(Interface dataset entries)
--- START ---

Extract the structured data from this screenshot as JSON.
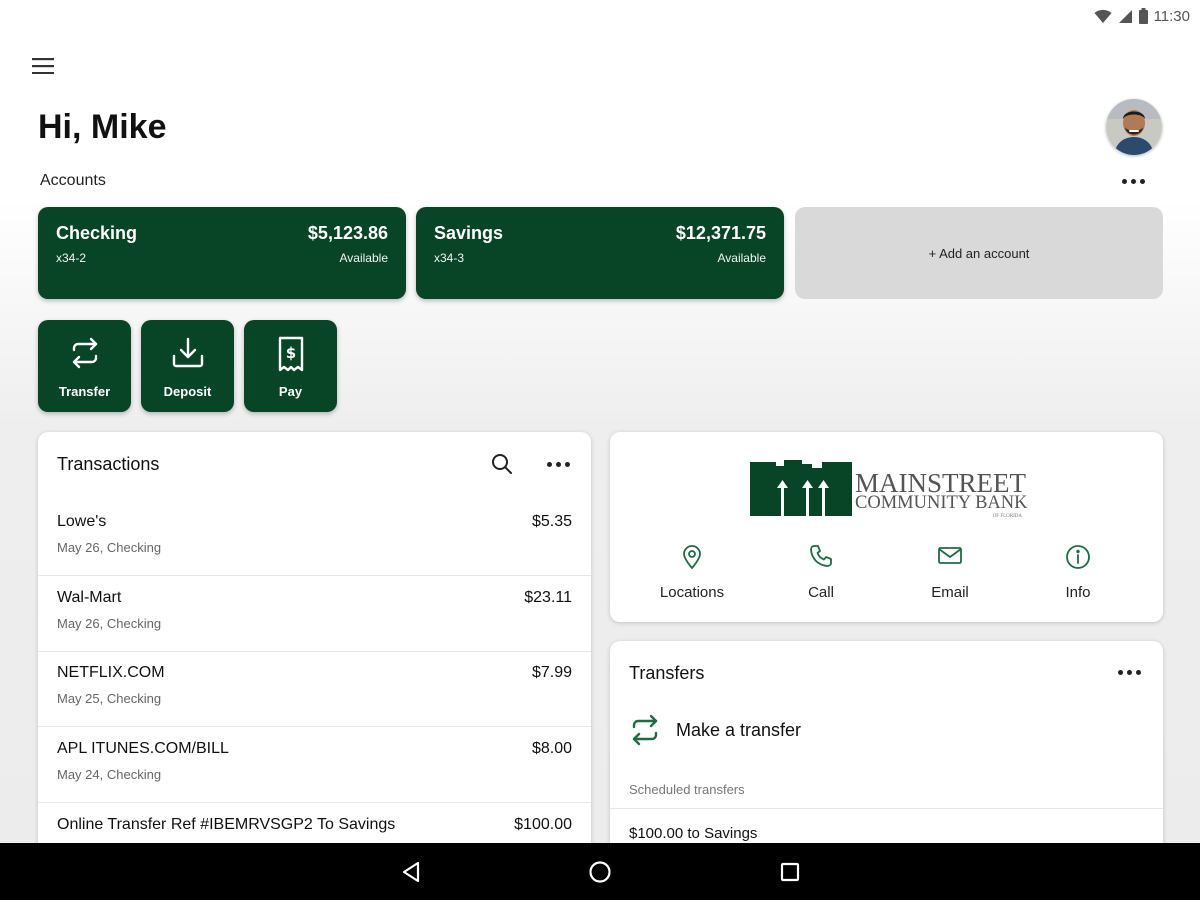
{
  "status_bar": {
    "time": "11:30"
  },
  "header": {
    "greeting": "Hi, Mike"
  },
  "accounts": {
    "label": "Accounts",
    "cards": [
      {
        "name": "Checking",
        "number": "x34-2",
        "balance": "$5,123.86",
        "balance_label": "Available"
      },
      {
        "name": "Savings",
        "number": "x34-3",
        "balance": "$12,371.75",
        "balance_label": "Available"
      }
    ],
    "add_label": "+ Add an account"
  },
  "actions": [
    {
      "label": "Transfer",
      "icon": "transfer-icon"
    },
    {
      "label": "Deposit",
      "icon": "deposit-icon"
    },
    {
      "label": "Pay",
      "icon": "pay-icon"
    }
  ],
  "transactions": {
    "title": "Transactions",
    "rows": [
      {
        "merchant": "Lowe's",
        "meta": "May 26, Checking",
        "amount": "$5.35"
      },
      {
        "merchant": "Wal-Mart",
        "meta": "May 26, Checking",
        "amount": "$23.11"
      },
      {
        "merchant": "NETFLIX.COM",
        "meta": "May 25, Checking",
        "amount": "$7.99"
      },
      {
        "merchant": "APL ITUNES.COM/BILL",
        "meta": "May 24, Checking",
        "amount": "$8.00"
      },
      {
        "merchant": "Online Transfer Ref #IBEMRVSGP2 To Savings",
        "meta": "",
        "amount": "$100.00"
      }
    ]
  },
  "bank": {
    "logo_line1": "MAINSTREET",
    "logo_line2": "COMMUNITY BANK",
    "logo_line3": "OF FLORIDA",
    "contacts": [
      {
        "label": "Locations",
        "icon": "location-pin-icon"
      },
      {
        "label": "Call",
        "icon": "phone-icon"
      },
      {
        "label": "Email",
        "icon": "email-icon"
      },
      {
        "label": "Info",
        "icon": "info-icon"
      }
    ]
  },
  "transfers": {
    "title": "Transfers",
    "make_transfer": "Make a transfer",
    "scheduled_label": "Scheduled transfers",
    "scheduled": [
      "$100.00 to Savings"
    ]
  },
  "colors": {
    "brand_green": "#084426",
    "add_card_gray": "#d9d9d9"
  }
}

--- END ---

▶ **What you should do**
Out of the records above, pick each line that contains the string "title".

▶ **Finished task**
    "title": "Transactions",
    "title": "Transfers",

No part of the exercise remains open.